(Gaffguy) For those of you who don’t know you, Kevin, can you just give our readers a little background on yourself?
(Kevin) I was born and raised in North Carolina. I got started in magic at age 8 when my grandmother gave me a Mark Wilson instructional VHS tape for Christmas. I went to the North Carolina School of the Arts, School of Filmmaking where I was a screenwriting major. After college, I moved to New York, which is where I finally decided to merge my interests in magic and filmmaking and began producing magic videos and decks of cards.
(Gaffguy) How did you go about choosing what deck to launch first?
(Kevin) The Honeybee deck was the first deck Penguin came out of the gate with. For years, I had the idea in my head that a Bee-style deck with a Honeycomb back pattern would look fantastic. When I came to Penguin, it was one of a handful of ideas that I knew I wanted to tackle. I’ve known and worked with Randy Butterfield for years, and when I told him about the idea he got really excited. It felt like a great way to do a customized nod to a classic deck and to let the world know that Penguin was entering the deck game in a serious way
(Gaffguy) What is your thought process when deciding on a theme or design of a deck?
(Kevin) It really varies from deck to deck. Sometimes we start with a really well-defined theme and direction with ultra-specific notes and examples. Other times a deck comes to us nearly completed. Sometimes we find an artist who we know is incredible, and we just want to work with them. We see if there’s a particular theme or design element that they want to explore with a deck. Each project really takes on a life and personality of its own. Sometimes they turn out exactly as you originally envision them, sometimes they take twists and turns and the end results is better than we initially imagined.
(Gaffguy) How many decks have been produced by Penguin Magic?
(Kevin) As of the time of this interview, we have released 5 decks: Honeybee, Christmas, White Tally-Ho in Fan and Circle, and Westminster. We have over a dozen more currently in our pipeline with new projects being added all the time.
(Gaffguy) Can you give our readers any insight on future release or collaborations?
(Kevin) Our next release will be a Black edition of the Honeybees, that look absolutely spectacular. We are also working on some great ideas with artists who are unknown in the magic and playing card communities. We also do have a project in the works with the incredible Mark Stutzman, designer of David Blaine’s Split Spades, that we are incredibly excited about.
(Gaffguy) Any advice you’d give to an aspiring deck designer?

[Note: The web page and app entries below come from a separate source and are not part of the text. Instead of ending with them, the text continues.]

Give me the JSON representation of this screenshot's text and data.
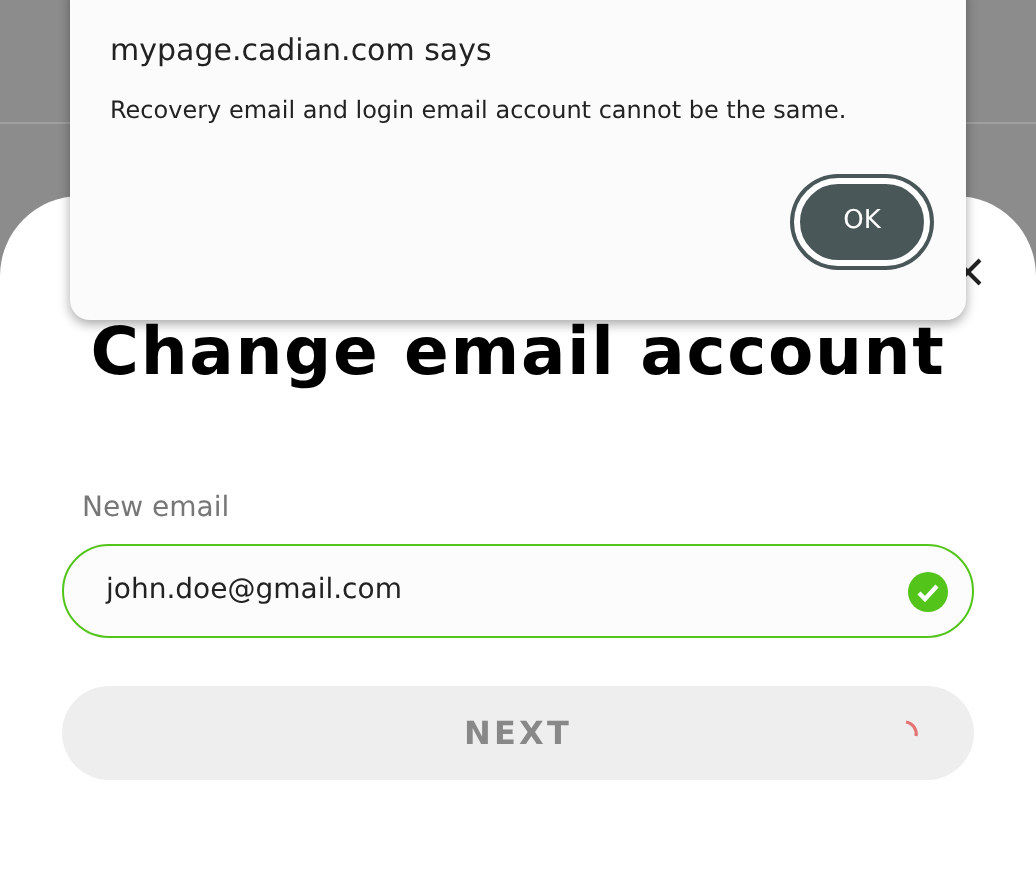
{
  "dialog": {
    "title": "mypage.cadian.com says",
    "message": "Recovery email and login email account cannot be the same.",
    "button": "OK"
  },
  "sheet": {
    "title": "Change email account",
    "field": {
      "label": "New email",
      "value": "john.doe@gmail.com",
      "valid": true
    },
    "next_button": {
      "label": "NEXT",
      "disabled": true,
      "loading": true
    }
  }
}
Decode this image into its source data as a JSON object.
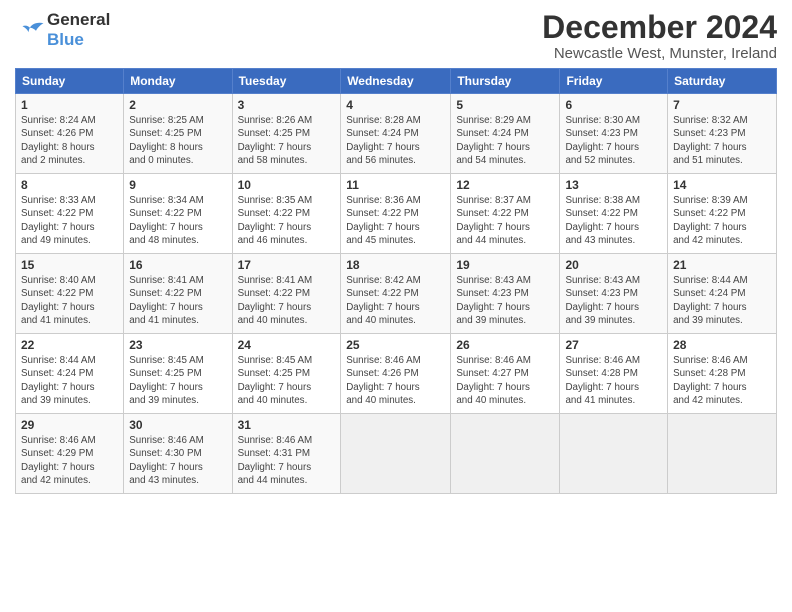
{
  "header": {
    "logo_general": "General",
    "logo_blue": "Blue",
    "title": "December 2024",
    "subtitle": "Newcastle West, Munster, Ireland"
  },
  "calendar": {
    "days_of_week": [
      "Sunday",
      "Monday",
      "Tuesday",
      "Wednesday",
      "Thursday",
      "Friday",
      "Saturday"
    ],
    "weeks": [
      [
        null,
        {
          "day": 2,
          "sunrise": "8:25 AM",
          "sunset": "4:25 PM",
          "daylight": "8 hours and 0 minutes"
        },
        {
          "day": 3,
          "sunrise": "8:26 AM",
          "sunset": "4:25 PM",
          "daylight": "7 hours and 58 minutes"
        },
        {
          "day": 4,
          "sunrise": "8:28 AM",
          "sunset": "4:24 PM",
          "daylight": "7 hours and 56 minutes"
        },
        {
          "day": 5,
          "sunrise": "8:29 AM",
          "sunset": "4:24 PM",
          "daylight": "7 hours and 54 minutes"
        },
        {
          "day": 6,
          "sunrise": "8:30 AM",
          "sunset": "4:23 PM",
          "daylight": "7 hours and 52 minutes"
        },
        {
          "day": 7,
          "sunrise": "8:32 AM",
          "sunset": "4:23 PM",
          "daylight": "7 hours and 51 minutes"
        }
      ],
      [
        {
          "day": 1,
          "sunrise": "8:24 AM",
          "sunset": "4:26 PM",
          "daylight": "8 hours and 2 minutes"
        },
        {
          "day": 9,
          "sunrise": "8:34 AM",
          "sunset": "4:22 PM",
          "daylight": "7 hours and 48 minutes"
        },
        {
          "day": 10,
          "sunrise": "8:35 AM",
          "sunset": "4:22 PM",
          "daylight": "7 hours and 46 minutes"
        },
        {
          "day": 11,
          "sunrise": "8:36 AM",
          "sunset": "4:22 PM",
          "daylight": "7 hours and 45 minutes"
        },
        {
          "day": 12,
          "sunrise": "8:37 AM",
          "sunset": "4:22 PM",
          "daylight": "7 hours and 44 minutes"
        },
        {
          "day": 13,
          "sunrise": "8:38 AM",
          "sunset": "4:22 PM",
          "daylight": "7 hours and 43 minutes"
        },
        {
          "day": 14,
          "sunrise": "8:39 AM",
          "sunset": "4:22 PM",
          "daylight": "7 hours and 42 minutes"
        }
      ],
      [
        {
          "day": 8,
          "sunrise": "8:33 AM",
          "sunset": "4:22 PM",
          "daylight": "7 hours and 49 minutes"
        },
        {
          "day": 16,
          "sunrise": "8:41 AM",
          "sunset": "4:22 PM",
          "daylight": "7 hours and 41 minutes"
        },
        {
          "day": 17,
          "sunrise": "8:41 AM",
          "sunset": "4:22 PM",
          "daylight": "7 hours and 40 minutes"
        },
        {
          "day": 18,
          "sunrise": "8:42 AM",
          "sunset": "4:22 PM",
          "daylight": "7 hours and 40 minutes"
        },
        {
          "day": 19,
          "sunrise": "8:43 AM",
          "sunset": "4:23 PM",
          "daylight": "7 hours and 39 minutes"
        },
        {
          "day": 20,
          "sunrise": "8:43 AM",
          "sunset": "4:23 PM",
          "daylight": "7 hours and 39 minutes"
        },
        {
          "day": 21,
          "sunrise": "8:44 AM",
          "sunset": "4:24 PM",
          "daylight": "7 hours and 39 minutes"
        }
      ],
      [
        {
          "day": 15,
          "sunrise": "8:40 AM",
          "sunset": "4:22 PM",
          "daylight": "7 hours and 41 minutes"
        },
        {
          "day": 23,
          "sunrise": "8:45 AM",
          "sunset": "4:25 PM",
          "daylight": "7 hours and 39 minutes"
        },
        {
          "day": 24,
          "sunrise": "8:45 AM",
          "sunset": "4:25 PM",
          "daylight": "7 hours and 40 minutes"
        },
        {
          "day": 25,
          "sunrise": "8:46 AM",
          "sunset": "4:26 PM",
          "daylight": "7 hours and 40 minutes"
        },
        {
          "day": 26,
          "sunrise": "8:46 AM",
          "sunset": "4:27 PM",
          "daylight": "7 hours and 40 minutes"
        },
        {
          "day": 27,
          "sunrise": "8:46 AM",
          "sunset": "4:28 PM",
          "daylight": "7 hours and 41 minutes"
        },
        {
          "day": 28,
          "sunrise": "8:46 AM",
          "sunset": "4:28 PM",
          "daylight": "7 hours and 42 minutes"
        }
      ],
      [
        {
          "day": 22,
          "sunrise": "8:44 AM",
          "sunset": "4:24 PM",
          "daylight": "7 hours and 39 minutes"
        },
        {
          "day": 30,
          "sunrise": "8:46 AM",
          "sunset": "4:30 PM",
          "daylight": "7 hours and 43 minutes"
        },
        {
          "day": 31,
          "sunrise": "8:46 AM",
          "sunset": "4:31 PM",
          "daylight": "7 hours and 44 minutes"
        },
        null,
        null,
        null,
        null
      ],
      [
        {
          "day": 29,
          "sunrise": "8:46 AM",
          "sunset": "4:29 PM",
          "daylight": "7 hours and 42 minutes"
        },
        null,
        null,
        null,
        null,
        null,
        null
      ]
    ]
  }
}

(Kevin) Really learn about art, as well as playing cards. Don’t just study the particular style and mediums that interest you – learn about everything. Worry about software LAST. I see a lot of folks ask “What software do I need to make a great deck?” The truth is that software is the least important element of the design. A talented artist can do incredible things with a crayon and a napkin. Nobody asks an architect what brand of hammer he used to build a house.
Learn about the history and conventions are playing cards. Learn what’s traditional, and then you can make better choices about what to keep in sort of a classic manner, and when to flip things on their head.
If you would like to see some of Penguin Magics playing cards please head on over to Penguin Magic